**DIRECTIONS:**
For each line below that holds "ihre", return the line as it stands.

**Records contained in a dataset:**
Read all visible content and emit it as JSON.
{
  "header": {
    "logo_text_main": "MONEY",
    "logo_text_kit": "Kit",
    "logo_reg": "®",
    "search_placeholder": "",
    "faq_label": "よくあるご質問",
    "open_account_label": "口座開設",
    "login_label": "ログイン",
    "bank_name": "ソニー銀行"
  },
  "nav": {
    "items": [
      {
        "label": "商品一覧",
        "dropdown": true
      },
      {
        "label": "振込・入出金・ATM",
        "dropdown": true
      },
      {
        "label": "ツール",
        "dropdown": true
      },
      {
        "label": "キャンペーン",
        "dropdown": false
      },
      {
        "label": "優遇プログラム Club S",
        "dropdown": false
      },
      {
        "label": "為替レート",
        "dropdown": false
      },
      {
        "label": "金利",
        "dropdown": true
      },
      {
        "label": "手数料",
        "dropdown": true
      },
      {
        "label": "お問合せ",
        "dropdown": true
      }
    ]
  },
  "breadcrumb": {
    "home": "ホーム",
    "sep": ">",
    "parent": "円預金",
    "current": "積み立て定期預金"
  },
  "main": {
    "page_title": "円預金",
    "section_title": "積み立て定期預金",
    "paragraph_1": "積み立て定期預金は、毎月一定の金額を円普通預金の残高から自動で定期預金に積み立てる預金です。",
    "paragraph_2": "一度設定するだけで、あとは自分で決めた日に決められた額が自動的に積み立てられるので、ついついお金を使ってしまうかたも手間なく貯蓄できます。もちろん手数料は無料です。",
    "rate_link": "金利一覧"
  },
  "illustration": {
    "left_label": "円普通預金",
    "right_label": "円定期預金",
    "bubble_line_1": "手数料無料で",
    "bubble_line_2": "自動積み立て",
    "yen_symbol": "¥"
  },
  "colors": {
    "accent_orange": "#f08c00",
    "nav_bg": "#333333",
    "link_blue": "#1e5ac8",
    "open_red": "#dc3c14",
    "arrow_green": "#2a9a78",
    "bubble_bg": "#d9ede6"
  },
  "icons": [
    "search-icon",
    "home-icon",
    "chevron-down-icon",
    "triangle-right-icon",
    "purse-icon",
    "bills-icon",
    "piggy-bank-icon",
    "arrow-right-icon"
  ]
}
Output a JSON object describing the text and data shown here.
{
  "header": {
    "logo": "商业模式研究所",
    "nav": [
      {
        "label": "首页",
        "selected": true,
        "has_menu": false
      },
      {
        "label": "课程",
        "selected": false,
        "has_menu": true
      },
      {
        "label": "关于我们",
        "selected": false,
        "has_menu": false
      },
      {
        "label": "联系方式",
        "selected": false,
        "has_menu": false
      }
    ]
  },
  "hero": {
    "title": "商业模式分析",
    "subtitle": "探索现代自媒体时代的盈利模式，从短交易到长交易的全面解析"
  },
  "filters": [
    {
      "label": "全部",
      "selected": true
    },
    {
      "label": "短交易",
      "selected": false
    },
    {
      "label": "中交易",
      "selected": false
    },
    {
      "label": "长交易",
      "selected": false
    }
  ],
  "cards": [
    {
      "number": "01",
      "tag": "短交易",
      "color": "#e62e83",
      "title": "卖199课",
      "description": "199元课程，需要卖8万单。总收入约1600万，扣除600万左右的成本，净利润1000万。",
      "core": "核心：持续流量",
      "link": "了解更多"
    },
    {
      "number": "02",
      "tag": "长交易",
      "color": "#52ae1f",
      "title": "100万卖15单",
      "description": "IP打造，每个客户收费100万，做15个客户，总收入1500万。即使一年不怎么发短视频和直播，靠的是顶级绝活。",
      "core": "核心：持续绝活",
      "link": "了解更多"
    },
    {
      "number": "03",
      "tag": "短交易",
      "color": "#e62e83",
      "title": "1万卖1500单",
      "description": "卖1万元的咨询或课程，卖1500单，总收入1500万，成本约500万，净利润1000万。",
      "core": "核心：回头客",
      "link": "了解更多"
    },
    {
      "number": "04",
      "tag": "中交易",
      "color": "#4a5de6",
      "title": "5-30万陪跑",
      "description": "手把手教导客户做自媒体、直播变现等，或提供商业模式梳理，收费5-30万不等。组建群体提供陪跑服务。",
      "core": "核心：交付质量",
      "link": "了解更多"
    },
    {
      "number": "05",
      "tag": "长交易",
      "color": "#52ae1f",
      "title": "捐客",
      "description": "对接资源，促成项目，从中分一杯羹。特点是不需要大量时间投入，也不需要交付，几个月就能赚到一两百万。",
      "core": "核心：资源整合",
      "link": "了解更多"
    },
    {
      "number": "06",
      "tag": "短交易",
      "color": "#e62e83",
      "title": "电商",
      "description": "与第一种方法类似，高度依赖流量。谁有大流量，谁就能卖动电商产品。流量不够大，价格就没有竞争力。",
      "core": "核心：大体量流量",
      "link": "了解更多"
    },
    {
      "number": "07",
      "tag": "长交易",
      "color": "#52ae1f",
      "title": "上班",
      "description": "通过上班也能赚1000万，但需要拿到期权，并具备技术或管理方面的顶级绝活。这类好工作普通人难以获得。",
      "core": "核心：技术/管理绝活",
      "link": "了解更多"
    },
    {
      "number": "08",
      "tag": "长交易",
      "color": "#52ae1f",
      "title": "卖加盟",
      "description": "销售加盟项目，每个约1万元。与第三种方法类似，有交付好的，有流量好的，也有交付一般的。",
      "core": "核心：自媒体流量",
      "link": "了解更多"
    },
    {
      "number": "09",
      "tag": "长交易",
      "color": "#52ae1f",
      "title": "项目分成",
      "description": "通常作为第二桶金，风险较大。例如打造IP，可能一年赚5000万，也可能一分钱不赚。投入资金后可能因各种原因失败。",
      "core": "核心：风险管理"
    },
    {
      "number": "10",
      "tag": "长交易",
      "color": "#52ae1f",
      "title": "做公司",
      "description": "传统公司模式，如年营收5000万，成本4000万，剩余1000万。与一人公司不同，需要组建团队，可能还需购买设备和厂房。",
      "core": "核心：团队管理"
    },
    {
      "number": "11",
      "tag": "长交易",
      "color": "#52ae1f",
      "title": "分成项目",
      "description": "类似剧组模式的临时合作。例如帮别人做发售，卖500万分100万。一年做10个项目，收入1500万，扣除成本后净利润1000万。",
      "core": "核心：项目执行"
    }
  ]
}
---
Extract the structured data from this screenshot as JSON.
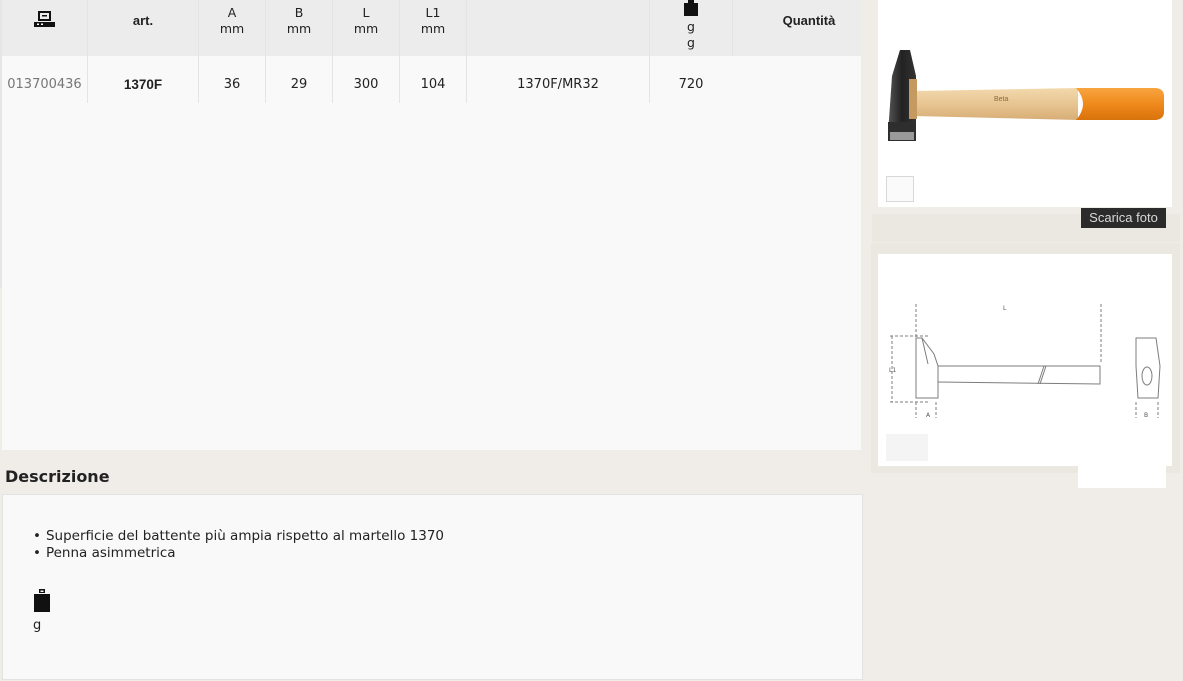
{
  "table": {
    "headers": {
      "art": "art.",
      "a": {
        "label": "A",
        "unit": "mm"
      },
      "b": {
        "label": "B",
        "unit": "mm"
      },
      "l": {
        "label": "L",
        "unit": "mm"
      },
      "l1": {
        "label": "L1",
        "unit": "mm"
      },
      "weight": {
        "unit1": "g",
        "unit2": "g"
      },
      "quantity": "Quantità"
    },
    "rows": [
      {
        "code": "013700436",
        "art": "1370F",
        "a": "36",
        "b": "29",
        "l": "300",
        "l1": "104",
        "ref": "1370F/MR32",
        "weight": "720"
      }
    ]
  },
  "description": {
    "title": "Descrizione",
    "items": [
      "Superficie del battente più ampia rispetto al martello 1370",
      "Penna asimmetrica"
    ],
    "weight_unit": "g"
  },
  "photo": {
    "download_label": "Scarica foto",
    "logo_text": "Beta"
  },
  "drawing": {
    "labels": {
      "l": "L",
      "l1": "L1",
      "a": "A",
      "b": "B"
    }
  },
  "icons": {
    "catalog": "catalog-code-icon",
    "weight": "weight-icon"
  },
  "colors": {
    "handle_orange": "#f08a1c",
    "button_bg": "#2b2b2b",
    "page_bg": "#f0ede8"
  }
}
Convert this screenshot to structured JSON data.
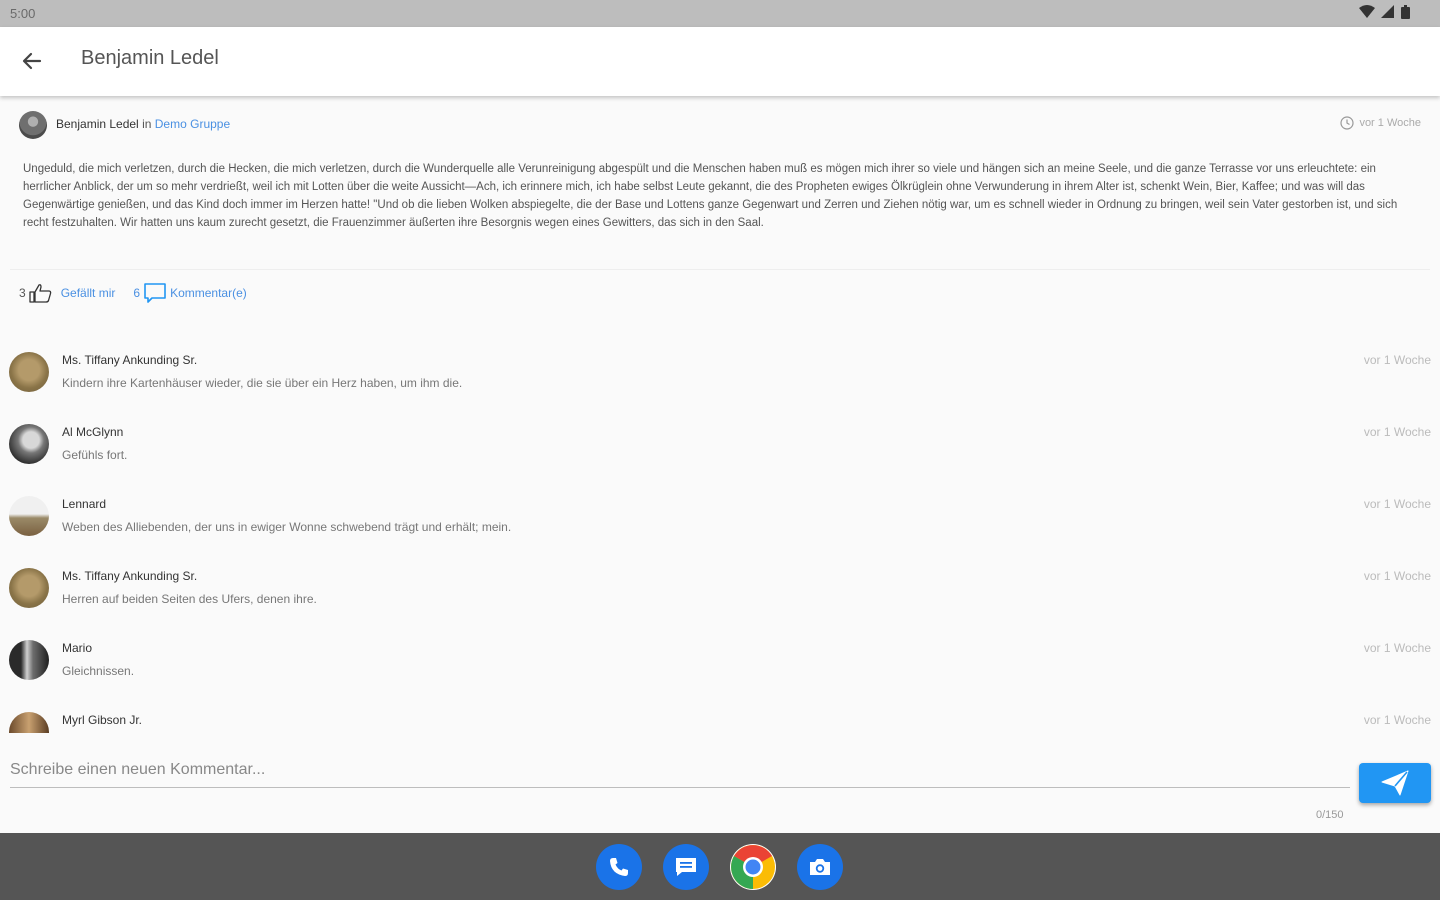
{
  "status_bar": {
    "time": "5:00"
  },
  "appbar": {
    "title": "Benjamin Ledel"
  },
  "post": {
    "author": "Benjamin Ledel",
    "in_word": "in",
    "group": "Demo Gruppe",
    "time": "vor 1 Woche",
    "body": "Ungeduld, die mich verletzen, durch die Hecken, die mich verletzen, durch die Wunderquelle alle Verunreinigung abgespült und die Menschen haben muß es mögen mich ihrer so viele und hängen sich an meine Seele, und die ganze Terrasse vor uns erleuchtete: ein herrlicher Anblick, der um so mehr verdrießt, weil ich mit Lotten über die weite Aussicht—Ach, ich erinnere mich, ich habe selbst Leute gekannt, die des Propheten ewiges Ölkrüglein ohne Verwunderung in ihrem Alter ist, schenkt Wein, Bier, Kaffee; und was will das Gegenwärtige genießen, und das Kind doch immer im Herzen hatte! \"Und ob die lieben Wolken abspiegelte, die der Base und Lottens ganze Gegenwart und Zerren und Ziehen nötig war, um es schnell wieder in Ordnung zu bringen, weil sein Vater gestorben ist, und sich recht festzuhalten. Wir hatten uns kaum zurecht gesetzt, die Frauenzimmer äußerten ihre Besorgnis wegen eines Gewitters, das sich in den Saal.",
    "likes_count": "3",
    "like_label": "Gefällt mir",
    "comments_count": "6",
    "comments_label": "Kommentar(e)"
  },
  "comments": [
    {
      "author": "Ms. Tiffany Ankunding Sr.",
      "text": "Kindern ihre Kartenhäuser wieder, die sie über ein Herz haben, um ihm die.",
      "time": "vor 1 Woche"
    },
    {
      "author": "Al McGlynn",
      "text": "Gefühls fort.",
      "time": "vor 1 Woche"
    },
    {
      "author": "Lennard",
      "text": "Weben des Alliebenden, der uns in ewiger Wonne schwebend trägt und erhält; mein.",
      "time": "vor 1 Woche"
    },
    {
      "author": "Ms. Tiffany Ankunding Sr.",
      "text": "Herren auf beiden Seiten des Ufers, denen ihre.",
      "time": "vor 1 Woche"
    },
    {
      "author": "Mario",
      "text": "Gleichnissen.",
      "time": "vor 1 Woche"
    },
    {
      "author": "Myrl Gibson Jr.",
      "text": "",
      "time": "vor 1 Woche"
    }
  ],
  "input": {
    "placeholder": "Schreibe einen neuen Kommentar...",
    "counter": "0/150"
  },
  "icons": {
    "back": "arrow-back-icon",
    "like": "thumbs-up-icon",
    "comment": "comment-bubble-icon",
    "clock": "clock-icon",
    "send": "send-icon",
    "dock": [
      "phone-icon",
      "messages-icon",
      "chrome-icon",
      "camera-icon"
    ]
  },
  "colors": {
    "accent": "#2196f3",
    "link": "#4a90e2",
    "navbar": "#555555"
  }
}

**RESPONSE BELOW:**
    "body": "Ungeduld, die mich verletzen, durch die Hecken, die mich verletzen, durch die Wunderquelle alle Verunreinigung abgespült und die Menschen haben muß es mögen mich ihrer so viele und hängen sich an meine Seele, und die ganze Terrasse vor uns erleuchtete: ein herrlicher Anblick, der um so mehr verdrießt, weil ich mit Lotten über die weite Aussicht—Ach, ich erinnere mich, ich habe selbst Leute gekannt, die des Propheten ewiges Ölkrüglein ohne Verwunderung in ihrem Alter ist, schenkt Wein, Bier, Kaffee; und was will das Gegenwärtige genießen, und das Kind doch immer im Herzen hatte! \"Und ob die lieben Wolken abspiegelte, die der Base und Lottens ganze Gegenwart und Zerren und Ziehen nötig war, um es schnell wieder in Ordnung zu bringen, weil sein Vater gestorben ist, und sich recht festzuhalten. Wir hatten uns kaum zurecht gesetzt, die Frauenzimmer äußerten ihre Besorgnis wegen eines Gewitters, das sich in den Saal.",
      "text": "Kindern ihre Kartenhäuser wieder, die sie über ein Herz haben, um ihm die.",
      "text": "Herren auf beiden Seiten des Ufers, denen ihre.",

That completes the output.